%%

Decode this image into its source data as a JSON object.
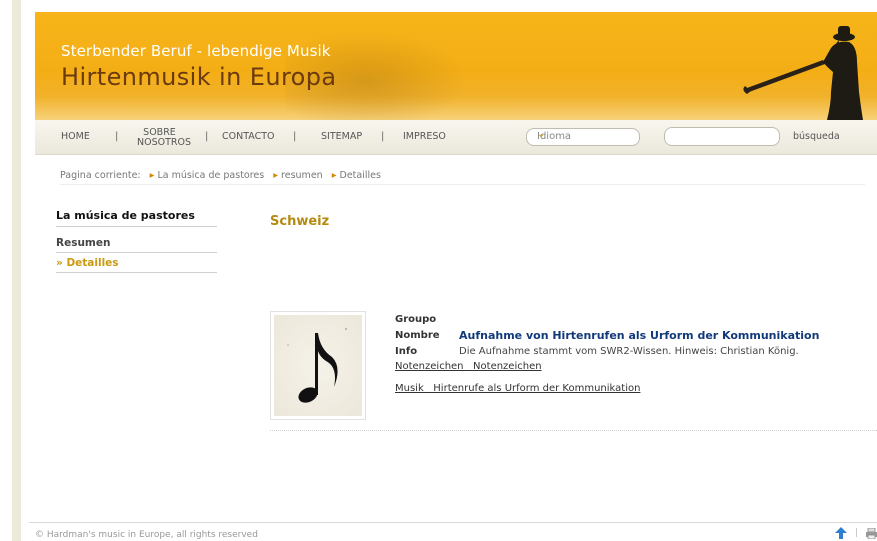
{
  "header": {
    "tagline": "Sterbender Beruf - lebendige Musik",
    "title": "Hirtenmusik in Europa"
  },
  "nav": {
    "items": [
      {
        "label": "HOME"
      },
      {
        "label": "SOBRE NOSOTROS",
        "line1": "SOBRE",
        "line2": "NOSOTROS"
      },
      {
        "label": "CONTACTO"
      },
      {
        "label": "SITEMAP"
      },
      {
        "label": "IMPRESO"
      }
    ],
    "separator": "|",
    "language_select": {
      "value": "Idioma"
    },
    "search": {
      "value": "",
      "button": "búsqueda"
    }
  },
  "breadcrumb": {
    "prefix": "Pagina corriente:",
    "items": [
      "La música de pastores",
      "resumen",
      "Detailles"
    ]
  },
  "sidebar": {
    "title": "La música de pastores",
    "items": [
      {
        "label": "Resumen",
        "active": false
      },
      {
        "label": "» Detailles",
        "active": true
      }
    ]
  },
  "main": {
    "title": "Schweiz",
    "entry": {
      "labels": {
        "group": "Groupo",
        "name": "Nombre",
        "info": "Info"
      },
      "name": "Aufnahme von Hirtenrufen als Urform der Kommunikation",
      "info": "Die Aufnahme stammt vom SWR2-Wissen. Hinweis: Christian König.",
      "link1": "Notenzeichen   Notenzeichen",
      "link2": "Musik   Hirtenrufe als Urform der Kommunikation",
      "thumbnail_icon": "eighth-note"
    }
  },
  "footer": {
    "text": "© Hardman's music in Europe, all rights reserved",
    "separator": "|"
  },
  "colors": {
    "header": "#f4ae15",
    "title_brown": "#6b3a0e",
    "accent_gold": "#b48a10",
    "link_blue": "#123a7a"
  }
}
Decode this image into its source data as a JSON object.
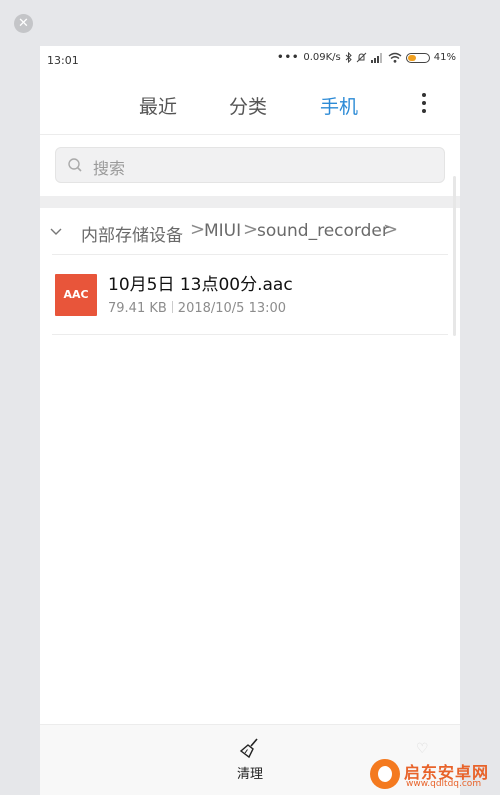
{
  "window": {
    "close_glyph": "✕"
  },
  "status_bar": {
    "time": "13:01",
    "dots": "•••",
    "net_speed": "0.09K/s",
    "battery_level": 0.41,
    "battery_percent": "41%",
    "icons": [
      "bluetooth-icon",
      "silent-icon",
      "signal-icon",
      "wifi-icon",
      "battery-icon"
    ]
  },
  "tabs": [
    {
      "label": "最近",
      "active": false
    },
    {
      "label": "分类",
      "active": false
    },
    {
      "label": "手机",
      "active": true
    }
  ],
  "accent_color": "#2b8ad6",
  "search": {
    "placeholder": "搜索"
  },
  "breadcrumb": {
    "items": [
      "内部存储设备",
      "MIUI",
      "sound_recorder"
    ],
    "separator": ">"
  },
  "files": [
    {
      "thumb_label": "AAC",
      "thumb_color": "#e8553a",
      "name": "10月5日 13点00分.aac",
      "size": "79.41 KB",
      "date": "2018/10/5 13:00"
    }
  ],
  "bottom_bar": {
    "clean_label": "清理"
  },
  "watermark": {
    "title": "启东安卓网",
    "url": "www.qdltdq.com"
  }
}
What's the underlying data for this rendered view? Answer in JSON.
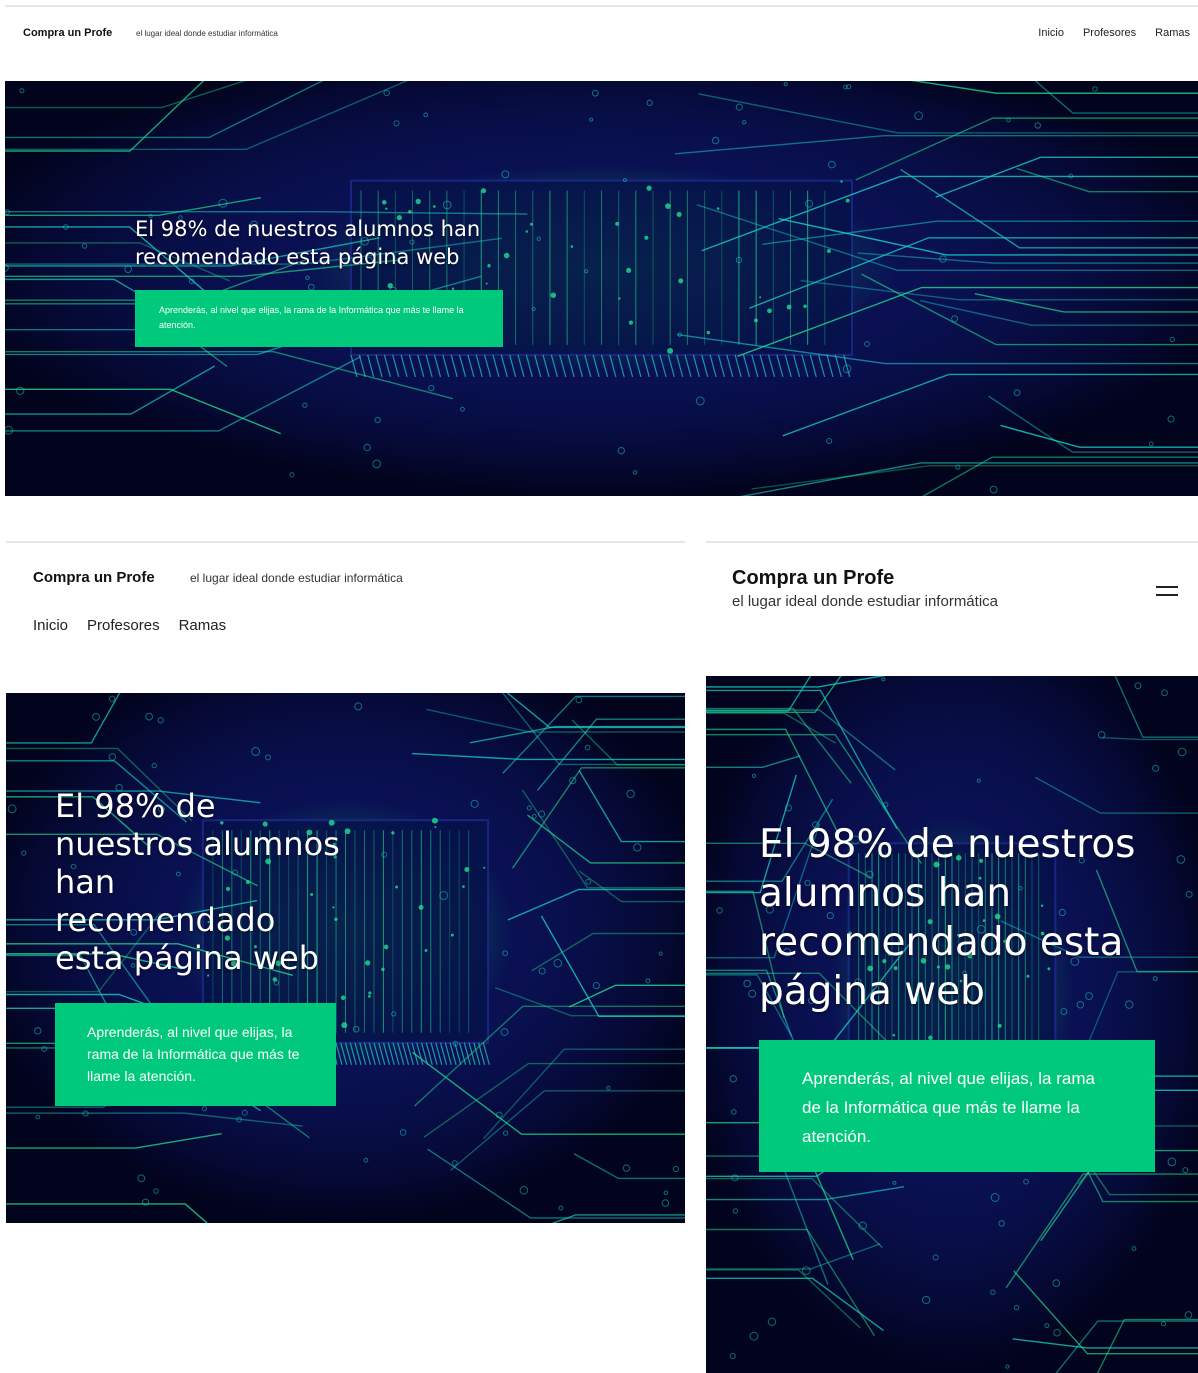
{
  "site": {
    "brand": "Compra un Profe",
    "tagline": "el lugar ideal donde estudiar informática",
    "nav": [
      "Inicio",
      "Profesores",
      "Ramas"
    ]
  },
  "hero": {
    "headline": "El 98% de nuestros alumnos han recomendado esta página web",
    "cta_text": "Aprenderás, al nivel que elijas, la rama de la Informática que más te llame la atención."
  },
  "icons": {
    "menu": "hamburger-menu-icon",
    "background": "circuit-board-image"
  },
  "colors": {
    "accent": "#00c97c",
    "hero_dark": "#02031c",
    "circuit_glow": "#1fe08f",
    "circuit_cyan": "#19d6c8",
    "circuit_blue": "#0f1a78"
  }
}
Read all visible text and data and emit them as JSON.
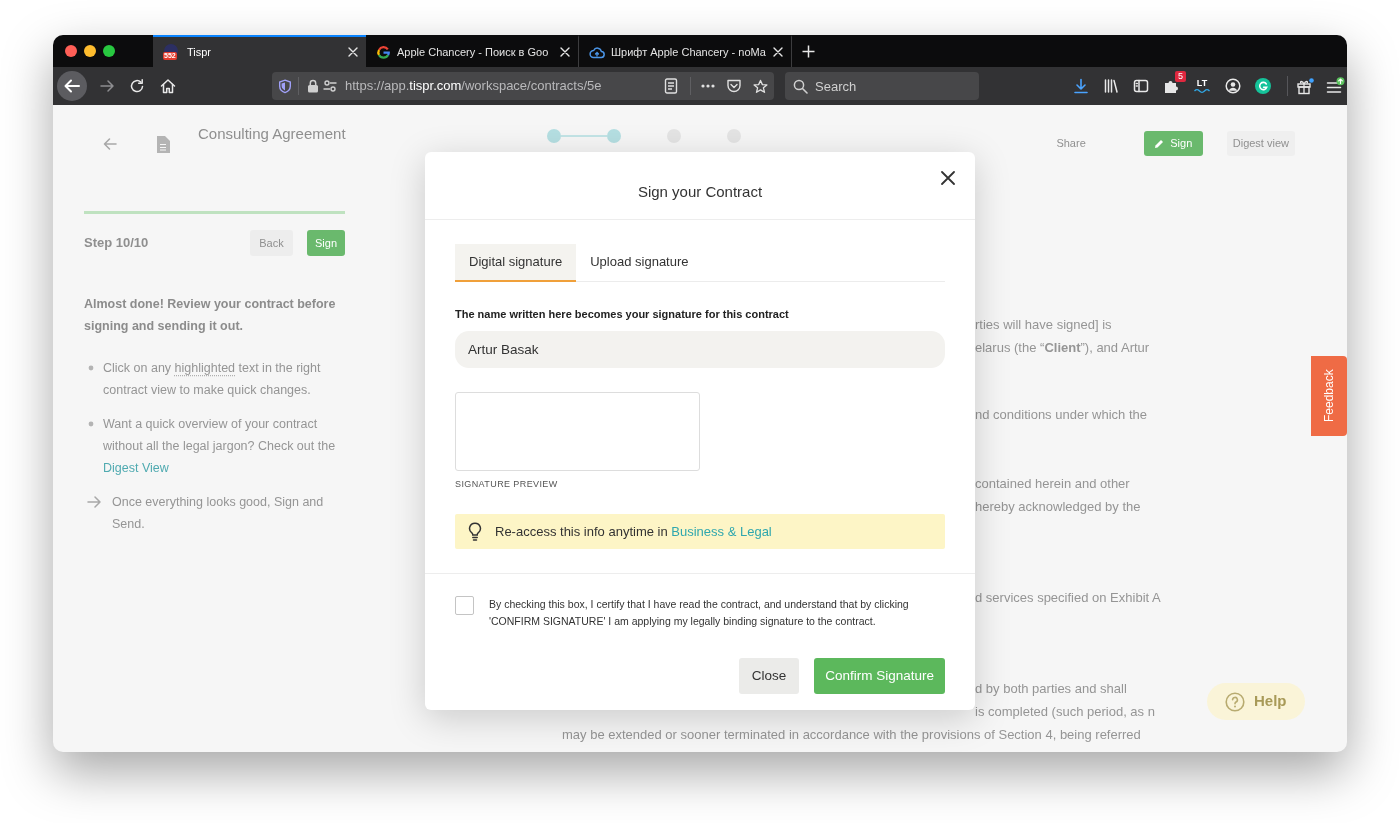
{
  "browser": {
    "tabs": [
      {
        "title": "Tispr",
        "kind": "badge",
        "badge": "552",
        "selected": true
      },
      {
        "title": "Apple Chancery - Поиск в Goo",
        "kind": "search",
        "selected": false
      },
      {
        "title": "Шрифт Apple Chancery - noMa",
        "kind": "cloud",
        "selected": false
      }
    ],
    "address": {
      "scheme": "https://app.",
      "domain": "tispr.com",
      "path": "/workspace/contracts/5e"
    },
    "search": {
      "placeholder": "Search"
    },
    "extensions": {
      "badge": "5",
      "label": "LT"
    }
  },
  "page": {
    "header": {
      "title": "Consulting Agreement",
      "steps": [
        {
          "completed": true
        },
        {
          "completed": true
        },
        {
          "completed": false
        },
        {
          "completed": false
        }
      ],
      "actions": [
        {
          "label": "Share",
          "kind": "plain"
        },
        {
          "label": "Sign",
          "kind": "primary"
        },
        {
          "label": "Digest view",
          "kind": "outline"
        }
      ]
    },
    "sidebar": {
      "progress": {
        "level": 1
      },
      "step": "Step 10/10",
      "buttons": [
        {
          "label": "Back",
          "kind": "secondary"
        },
        {
          "label": "Sign",
          "kind": "primary"
        }
      ],
      "intro": "Almost done! Review your contract before signing and sending it out.",
      "tips": [
        {
          "kind": "bullet",
          "parts": [
            {
              "kind": "plain",
              "text": "Click on any "
            },
            {
              "kind": "highlight",
              "text": "highlighted"
            },
            {
              "kind": "plain",
              "text": " text in the right contract view to make quick changes."
            }
          ]
        },
        {
          "kind": "bullet",
          "parts": [
            {
              "kind": "plain",
              "text": "Want a quick overview of your contract without all the legal jargon? Check out the "
            },
            {
              "kind": "link",
              "text": "Digest View"
            }
          ]
        },
        {
          "kind": "arrow",
          "parts": [
            {
              "kind": "plain",
              "text": "Once everything looks good, Sign and Send."
            }
          ]
        }
      ]
    },
    "contract": {
      "paragraphs": [
        {
          "lines": [
            "rties will have signed] is",
            "elarus (the “**Client**”), and Artur"
          ]
        },
        {
          "lines": [
            "nd conditions under which the"
          ]
        },
        {
          "lines": [
            "contained herein and other",
            "hereby acknowledged by the"
          ]
        },
        {
          "lines": [
            "d services specified on Exhibit A"
          ]
        },
        {
          "lines": [
            "d by both parties and shall",
            "is completed (such period, as n"
          ]
        }
      ],
      "tail": "may be extended or sooner terminated in accordance with the provisions of Section 4, being referred"
    },
    "help": {
      "label": "Help"
    },
    "feedback": {
      "label": "Feedback"
    }
  },
  "modal": {
    "title": "Sign your Contract",
    "tabs": [
      {
        "label": "Digital signature",
        "selected": true
      },
      {
        "label": "Upload signature",
        "selected": false
      }
    ],
    "name_field": {
      "label": "The name written here becomes your signature for this contract",
      "value": "Artur Basak"
    },
    "preview": {
      "caption": "SIGNATURE PREVIEW"
    },
    "notice": {
      "text": "Re-access this info anytime in ",
      "link": "Business & Legal"
    },
    "consent": {
      "checked": false,
      "text": "By checking this box, I certify that I have read the contract, and understand that by clicking 'CONFIRM SIGNATURE' I am applying my legally binding signature to the contract."
    },
    "buttons": [
      {
        "label": "Close",
        "kind": "secondary"
      },
      {
        "label": "Confirm Signature",
        "kind": "primary"
      }
    ]
  }
}
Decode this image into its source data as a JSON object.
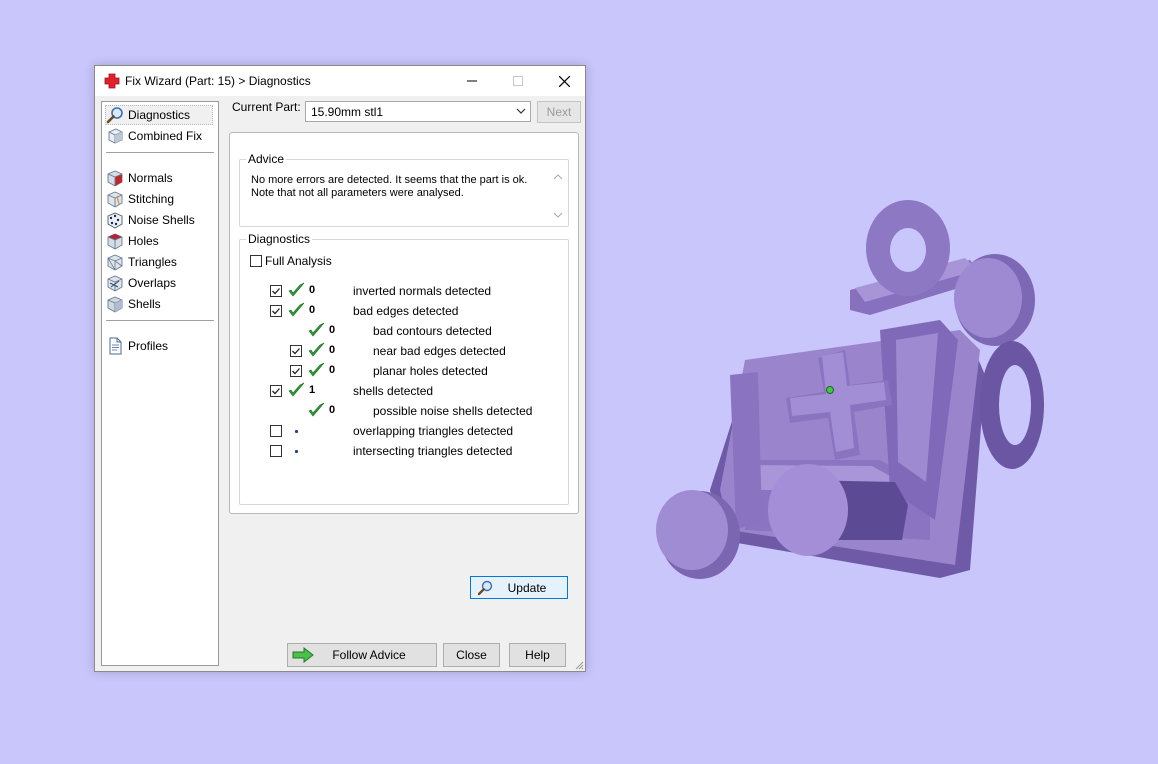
{
  "window": {
    "title": "Fix Wizard (Part: 15) > Diagnostics"
  },
  "sidebar": {
    "groups": [
      [
        {
          "label": "Diagnostics",
          "icon": "magnifier-icon",
          "selected": true
        },
        {
          "label": "Combined Fix",
          "icon": "cube-icon"
        }
      ],
      [
        {
          "label": "Normals",
          "icon": "normals-cube-icon"
        },
        {
          "label": "Stitching",
          "icon": "stitching-cube-icon"
        },
        {
          "label": "Noise Shells",
          "icon": "noise-shells-icon"
        },
        {
          "label": "Holes",
          "icon": "holes-cube-icon"
        },
        {
          "label": "Triangles",
          "icon": "triangles-cube-icon"
        },
        {
          "label": "Overlaps",
          "icon": "overlaps-cube-icon"
        },
        {
          "label": "Shells",
          "icon": "shells-cube-icon"
        }
      ],
      [
        {
          "label": "Profiles",
          "icon": "document-icon"
        }
      ]
    ]
  },
  "part_selector": {
    "label": "Current Part:",
    "value": "15.90mm stl1",
    "next_label": "Next"
  },
  "advice": {
    "title": "Advice",
    "text": "No more errors are detected. It seems that the part is ok. Note that not all parameters were analysed."
  },
  "diagnostics": {
    "title": "Diagnostics",
    "full_analysis_label": "Full Analysis",
    "full_analysis_checked": false,
    "rows": [
      {
        "checkbox": true,
        "checked": true,
        "status": "ok",
        "count": "0",
        "label": "inverted normals detected",
        "indent": 0
      },
      {
        "checkbox": true,
        "checked": true,
        "status": "ok",
        "count": "0",
        "label": "bad edges detected",
        "indent": 0
      },
      {
        "checkbox": false,
        "checked": false,
        "status": "ok",
        "count": "0",
        "label": "bad contours detected",
        "indent": 1
      },
      {
        "checkbox": true,
        "checked": true,
        "status": "ok",
        "count": "0",
        "label": "near bad edges detected",
        "indent": 1
      },
      {
        "checkbox": true,
        "checked": true,
        "status": "ok",
        "count": "0",
        "label": "planar holes detected",
        "indent": 1
      },
      {
        "checkbox": true,
        "checked": true,
        "status": "ok",
        "count": "1",
        "label": "shells detected",
        "indent": 0
      },
      {
        "checkbox": false,
        "checked": false,
        "status": "ok",
        "count": "0",
        "label": "possible noise shells detected",
        "indent": 1
      },
      {
        "checkbox": true,
        "checked": false,
        "status": "pending",
        "count": "",
        "label": "overlapping triangles detected",
        "indent": 0
      },
      {
        "checkbox": true,
        "checked": false,
        "status": "pending",
        "count": "",
        "label": "intersecting triangles detected",
        "indent": 0
      }
    ],
    "update_label": "Update"
  },
  "buttons": {
    "follow_advice": "Follow Advice",
    "close": "Close",
    "help": "Help"
  },
  "colors": {
    "background": "#c8c6fa",
    "model": "#9b86cf",
    "check": "#2e9d3a",
    "accent": "#0078d7"
  }
}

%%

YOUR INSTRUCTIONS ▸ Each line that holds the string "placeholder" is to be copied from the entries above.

ANSWER TO THE PROBLEM ▸
    "placeholder": "搜索"
      "placeholder": "Search"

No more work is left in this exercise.